  • “Always You” by Ruth B (Canada). Singer-songwriter Ruth B (Ruth Berhe) was raised in Alberta, Canada, by Ethiopian immigrants. She began releasing music in 2015. This song was part of the soundtrack for the film Maybe I Do.
  • “Come on Spring” by Luluc (Australia). The Australian band Luluc, one of my favorite husband-and-wife duos, has been on my radar for a decade. The topic is the emergence of spring: “Bring us your flowers and all those pretty things.”
  • “You Are Invisible” by Anya Marina (USA). Born in Michigan and raised in California, Anya begins this song with a familiar pop orientation. At the mid-mark, the song shifts into a moody trip-hop ballad, with a sparkling orchestral finish.
  • “Come to an End” by Nik Ammar (USA). Accomplished music producer and multi-instrumentalist Ammar began his career as an instrumentalist and songwriter. On this song, I’m dying to know who the female vocalist is—what a beautiful voice! These days Ammar writes music for television and films.
  • “Nothing But You (Acoustic version)” by Bob Moses (Canada). The Vancouver, BC, duo re-released this acoustic version of an earlier track. Notice the piano, strings, and acoustic guitar backdrop that ushers us down the aisle and hangs around to carry us back to the exit.
  • “Feelings” by Holen (Belarus). Holen, a.k.a. Heard Right, is affiliated with the Monstercat electronic music label in Vancouver, BC. This is a good companion piece to the next track.

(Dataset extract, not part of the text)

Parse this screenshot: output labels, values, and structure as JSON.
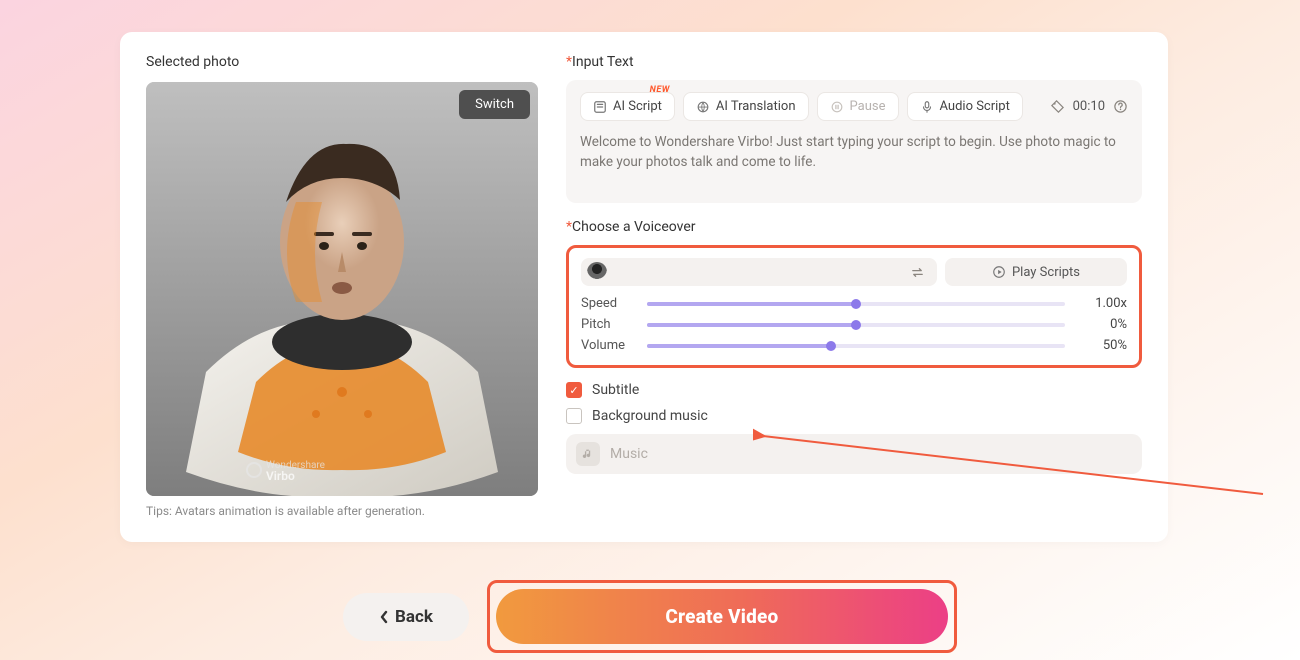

  • “Belong” by TWO LANES (Germany). The Berlin-based brothers Leo and Rafa have created a signature sound that combines acoustic piano, analog synthesizers, and minimalist beats into a serene, lifting swoon. The lyrics sum it up: “Find another wave this time / Find another place to rest my mind / A place where I belong. . . .”

Enjoy free full tracks for this playlist under DJ Andy Bargerstock on Spotify.